By Shepard Rifkin
Thirty-seven years old, single, former high school dropout, Damian McQuaid is a tough New York police lieutenant whose wit is as quick as his professional hunches. A member of the force for eleven years, he figures that he’s “probably the only guy on it who didn’t live in Queens.”
McQuaid is also his own man. So when Shimmy, a good friend, is robbed of $250,000 worth of diamonds and found slumped, very dead, in a Kennedy Airport phone booth, he knows he could never enjoy the vacation he was headed for until he finds the murderer. “Diamonds,” he admits early on, “didn’t mean anything to me except trouble.”
Shimmy never made it to Los Angeles, but McQuaid does. There he is given police courtesy and a partner named Freedman, a Jewish cop with a seen-it-all sarcasm. When the two of them begin to investigate the seamy world of big-money jewelry dealing and check out a fancy firm called Breckenridge, McQuaid not only gets his first important lead in the case, but meets a beautiful Breckenridge employee named Joan Roberts.
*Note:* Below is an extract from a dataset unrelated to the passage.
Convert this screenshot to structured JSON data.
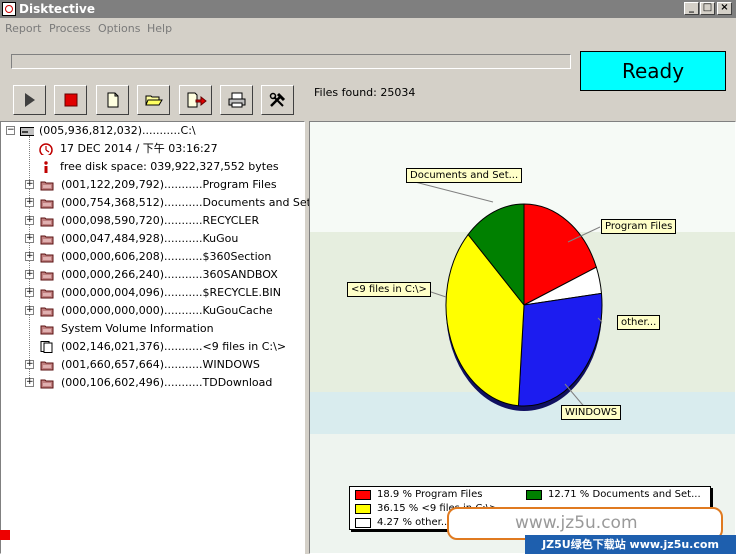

The lady, however, turns out to be involved in stealing more than McQuaid’s heart—and McQuaid, in a chilling denouement, is forced to examine both his personal and professional values.